§ **PROVIDED MATERIAL**:
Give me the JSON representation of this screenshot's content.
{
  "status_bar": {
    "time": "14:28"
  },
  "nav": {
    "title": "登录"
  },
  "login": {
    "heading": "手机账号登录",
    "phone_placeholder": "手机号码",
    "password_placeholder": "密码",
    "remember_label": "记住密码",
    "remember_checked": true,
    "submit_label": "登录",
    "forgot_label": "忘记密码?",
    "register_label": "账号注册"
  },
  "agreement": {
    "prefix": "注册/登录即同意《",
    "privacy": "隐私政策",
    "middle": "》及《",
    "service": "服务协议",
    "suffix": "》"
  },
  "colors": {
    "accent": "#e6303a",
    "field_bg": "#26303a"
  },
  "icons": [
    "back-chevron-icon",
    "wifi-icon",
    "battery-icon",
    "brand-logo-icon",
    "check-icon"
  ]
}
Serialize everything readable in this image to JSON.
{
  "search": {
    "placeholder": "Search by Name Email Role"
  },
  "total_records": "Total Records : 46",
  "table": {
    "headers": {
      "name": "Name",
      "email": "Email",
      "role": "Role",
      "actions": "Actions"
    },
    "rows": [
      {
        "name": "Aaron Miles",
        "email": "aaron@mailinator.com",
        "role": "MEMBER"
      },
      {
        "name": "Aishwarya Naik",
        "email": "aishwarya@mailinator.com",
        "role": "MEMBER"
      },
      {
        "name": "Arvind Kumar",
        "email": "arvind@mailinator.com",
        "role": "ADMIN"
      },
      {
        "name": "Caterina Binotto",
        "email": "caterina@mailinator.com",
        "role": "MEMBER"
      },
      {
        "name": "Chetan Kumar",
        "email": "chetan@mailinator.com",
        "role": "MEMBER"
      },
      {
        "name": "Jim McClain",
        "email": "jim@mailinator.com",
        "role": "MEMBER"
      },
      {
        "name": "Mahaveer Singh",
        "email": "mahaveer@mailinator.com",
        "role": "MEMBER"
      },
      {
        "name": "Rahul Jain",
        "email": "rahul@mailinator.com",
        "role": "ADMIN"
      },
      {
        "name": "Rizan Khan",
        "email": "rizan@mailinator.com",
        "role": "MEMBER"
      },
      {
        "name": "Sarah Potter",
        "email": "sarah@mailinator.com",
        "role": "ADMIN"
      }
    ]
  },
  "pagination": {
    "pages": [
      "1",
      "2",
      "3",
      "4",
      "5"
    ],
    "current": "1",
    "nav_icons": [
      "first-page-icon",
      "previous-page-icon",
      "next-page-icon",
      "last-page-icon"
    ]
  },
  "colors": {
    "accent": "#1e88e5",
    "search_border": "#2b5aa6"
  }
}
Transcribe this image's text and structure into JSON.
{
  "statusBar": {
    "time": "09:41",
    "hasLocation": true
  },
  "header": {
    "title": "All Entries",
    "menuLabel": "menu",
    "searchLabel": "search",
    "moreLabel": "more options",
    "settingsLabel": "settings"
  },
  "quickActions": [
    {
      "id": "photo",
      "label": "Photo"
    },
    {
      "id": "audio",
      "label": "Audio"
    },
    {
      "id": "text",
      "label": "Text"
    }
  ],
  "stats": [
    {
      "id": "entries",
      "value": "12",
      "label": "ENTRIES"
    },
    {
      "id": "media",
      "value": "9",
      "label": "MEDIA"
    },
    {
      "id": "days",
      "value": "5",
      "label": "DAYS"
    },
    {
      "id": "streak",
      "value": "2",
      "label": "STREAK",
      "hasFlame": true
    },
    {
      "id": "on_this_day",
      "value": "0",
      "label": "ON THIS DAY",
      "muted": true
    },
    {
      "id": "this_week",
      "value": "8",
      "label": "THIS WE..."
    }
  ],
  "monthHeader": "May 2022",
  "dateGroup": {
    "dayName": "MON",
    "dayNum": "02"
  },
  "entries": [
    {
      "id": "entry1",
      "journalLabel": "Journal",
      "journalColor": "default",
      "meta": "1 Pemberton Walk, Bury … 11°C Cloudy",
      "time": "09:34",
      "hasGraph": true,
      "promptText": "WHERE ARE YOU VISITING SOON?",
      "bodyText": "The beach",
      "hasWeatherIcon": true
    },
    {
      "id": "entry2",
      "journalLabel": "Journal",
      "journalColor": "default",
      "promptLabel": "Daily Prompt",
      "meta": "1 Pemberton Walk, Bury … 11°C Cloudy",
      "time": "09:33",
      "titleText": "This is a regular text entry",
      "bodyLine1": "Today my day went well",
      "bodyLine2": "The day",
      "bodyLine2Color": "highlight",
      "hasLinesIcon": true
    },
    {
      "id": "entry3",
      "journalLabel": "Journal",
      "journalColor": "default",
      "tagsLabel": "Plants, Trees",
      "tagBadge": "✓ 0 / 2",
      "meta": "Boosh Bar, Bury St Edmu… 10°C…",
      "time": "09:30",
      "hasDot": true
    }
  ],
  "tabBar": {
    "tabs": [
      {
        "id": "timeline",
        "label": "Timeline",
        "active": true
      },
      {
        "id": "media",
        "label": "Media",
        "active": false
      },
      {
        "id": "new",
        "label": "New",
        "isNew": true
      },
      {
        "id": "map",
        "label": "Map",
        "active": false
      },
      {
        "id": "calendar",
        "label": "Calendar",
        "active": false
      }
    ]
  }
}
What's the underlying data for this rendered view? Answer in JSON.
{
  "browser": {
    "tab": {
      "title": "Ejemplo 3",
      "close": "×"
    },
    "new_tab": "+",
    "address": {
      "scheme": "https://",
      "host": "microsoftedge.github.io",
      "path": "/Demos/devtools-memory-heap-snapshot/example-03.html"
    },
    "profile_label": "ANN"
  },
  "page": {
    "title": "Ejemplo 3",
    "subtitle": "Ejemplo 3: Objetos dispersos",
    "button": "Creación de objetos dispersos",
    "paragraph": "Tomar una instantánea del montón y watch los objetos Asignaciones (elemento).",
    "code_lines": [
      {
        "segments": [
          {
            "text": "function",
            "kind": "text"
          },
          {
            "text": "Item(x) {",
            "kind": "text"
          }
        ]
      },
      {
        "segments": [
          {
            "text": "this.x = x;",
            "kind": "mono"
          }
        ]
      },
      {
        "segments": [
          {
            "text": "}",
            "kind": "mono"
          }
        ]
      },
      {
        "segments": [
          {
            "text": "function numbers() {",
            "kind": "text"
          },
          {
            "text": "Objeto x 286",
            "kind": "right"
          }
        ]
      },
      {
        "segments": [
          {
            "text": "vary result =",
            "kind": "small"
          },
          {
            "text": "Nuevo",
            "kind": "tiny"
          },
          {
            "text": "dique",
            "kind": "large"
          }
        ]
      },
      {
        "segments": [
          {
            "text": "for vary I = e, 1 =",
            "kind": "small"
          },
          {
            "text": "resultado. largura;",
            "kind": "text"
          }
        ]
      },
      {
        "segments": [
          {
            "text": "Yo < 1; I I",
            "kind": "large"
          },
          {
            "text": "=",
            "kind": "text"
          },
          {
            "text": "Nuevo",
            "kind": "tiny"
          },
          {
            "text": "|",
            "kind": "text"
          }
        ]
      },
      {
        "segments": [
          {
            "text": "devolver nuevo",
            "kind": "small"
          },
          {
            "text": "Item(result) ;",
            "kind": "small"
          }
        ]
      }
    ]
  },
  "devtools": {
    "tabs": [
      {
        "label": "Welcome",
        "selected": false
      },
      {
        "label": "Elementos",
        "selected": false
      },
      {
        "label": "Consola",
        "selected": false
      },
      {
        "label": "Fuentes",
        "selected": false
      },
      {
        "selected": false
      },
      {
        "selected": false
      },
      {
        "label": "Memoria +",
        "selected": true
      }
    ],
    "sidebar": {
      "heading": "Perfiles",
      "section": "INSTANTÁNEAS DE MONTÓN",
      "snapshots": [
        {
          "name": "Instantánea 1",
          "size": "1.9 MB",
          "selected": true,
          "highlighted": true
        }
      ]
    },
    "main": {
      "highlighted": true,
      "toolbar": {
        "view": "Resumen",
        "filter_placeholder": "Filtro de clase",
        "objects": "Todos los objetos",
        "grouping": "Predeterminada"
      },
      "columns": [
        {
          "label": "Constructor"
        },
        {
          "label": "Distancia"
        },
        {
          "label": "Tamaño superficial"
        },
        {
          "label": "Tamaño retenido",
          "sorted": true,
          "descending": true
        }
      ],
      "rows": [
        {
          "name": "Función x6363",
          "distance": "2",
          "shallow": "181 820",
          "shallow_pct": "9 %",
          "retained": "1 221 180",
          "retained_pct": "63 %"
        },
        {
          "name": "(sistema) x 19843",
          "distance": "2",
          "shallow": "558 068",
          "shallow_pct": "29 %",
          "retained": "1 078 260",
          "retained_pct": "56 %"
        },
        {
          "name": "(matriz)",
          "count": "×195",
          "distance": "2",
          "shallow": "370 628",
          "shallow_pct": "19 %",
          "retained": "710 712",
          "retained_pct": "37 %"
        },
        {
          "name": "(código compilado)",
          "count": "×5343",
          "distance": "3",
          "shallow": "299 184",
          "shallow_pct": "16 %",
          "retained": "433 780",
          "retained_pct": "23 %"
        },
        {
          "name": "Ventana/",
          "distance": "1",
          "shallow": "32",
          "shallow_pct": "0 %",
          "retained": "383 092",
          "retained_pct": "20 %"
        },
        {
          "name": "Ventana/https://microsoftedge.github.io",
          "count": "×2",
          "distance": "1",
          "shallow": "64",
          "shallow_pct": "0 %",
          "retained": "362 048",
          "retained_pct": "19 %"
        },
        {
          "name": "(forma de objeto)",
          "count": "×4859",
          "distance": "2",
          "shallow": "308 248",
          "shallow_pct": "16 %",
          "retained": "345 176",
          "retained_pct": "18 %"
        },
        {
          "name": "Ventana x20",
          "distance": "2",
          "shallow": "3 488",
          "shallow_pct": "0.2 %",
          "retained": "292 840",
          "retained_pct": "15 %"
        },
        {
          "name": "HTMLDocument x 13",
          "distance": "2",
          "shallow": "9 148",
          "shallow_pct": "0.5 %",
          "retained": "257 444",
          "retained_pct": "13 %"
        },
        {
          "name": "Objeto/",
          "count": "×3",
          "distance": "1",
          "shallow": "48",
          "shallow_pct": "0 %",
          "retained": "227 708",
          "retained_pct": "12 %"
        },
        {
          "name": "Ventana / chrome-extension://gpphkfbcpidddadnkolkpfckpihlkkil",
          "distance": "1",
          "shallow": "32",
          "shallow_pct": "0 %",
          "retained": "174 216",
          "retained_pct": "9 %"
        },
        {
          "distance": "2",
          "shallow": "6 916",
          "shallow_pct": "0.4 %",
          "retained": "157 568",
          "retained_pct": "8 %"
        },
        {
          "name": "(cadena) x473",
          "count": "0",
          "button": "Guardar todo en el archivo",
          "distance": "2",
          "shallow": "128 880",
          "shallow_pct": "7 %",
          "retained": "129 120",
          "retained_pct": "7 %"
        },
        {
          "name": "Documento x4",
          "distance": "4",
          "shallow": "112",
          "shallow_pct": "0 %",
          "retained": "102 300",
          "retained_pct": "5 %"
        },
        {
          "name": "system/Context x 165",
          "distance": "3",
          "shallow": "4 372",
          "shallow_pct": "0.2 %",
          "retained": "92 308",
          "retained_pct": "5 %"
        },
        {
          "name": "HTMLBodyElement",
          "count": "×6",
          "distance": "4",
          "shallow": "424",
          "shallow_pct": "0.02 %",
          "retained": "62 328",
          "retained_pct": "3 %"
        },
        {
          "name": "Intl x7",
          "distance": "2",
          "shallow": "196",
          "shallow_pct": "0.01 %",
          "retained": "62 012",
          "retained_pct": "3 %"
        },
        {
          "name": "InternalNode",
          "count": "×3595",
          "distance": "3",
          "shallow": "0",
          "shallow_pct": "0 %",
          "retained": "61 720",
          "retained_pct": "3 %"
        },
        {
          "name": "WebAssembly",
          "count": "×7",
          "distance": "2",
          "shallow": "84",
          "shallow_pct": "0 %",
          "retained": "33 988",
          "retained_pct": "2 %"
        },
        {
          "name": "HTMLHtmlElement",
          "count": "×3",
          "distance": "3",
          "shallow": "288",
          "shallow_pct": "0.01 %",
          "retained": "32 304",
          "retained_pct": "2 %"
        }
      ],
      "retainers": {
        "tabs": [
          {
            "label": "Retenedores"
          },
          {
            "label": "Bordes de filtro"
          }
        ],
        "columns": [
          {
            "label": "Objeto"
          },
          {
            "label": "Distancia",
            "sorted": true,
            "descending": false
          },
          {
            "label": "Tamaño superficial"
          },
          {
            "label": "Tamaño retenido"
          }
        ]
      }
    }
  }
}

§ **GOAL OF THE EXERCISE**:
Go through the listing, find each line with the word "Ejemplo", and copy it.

§ **RESPONSE TO THIS TASK**:
      "title": "Ejemplo 3",
    "title": "Ejemplo 3",
    "subtitle": "Ejemplo 3: Objetos dispersos",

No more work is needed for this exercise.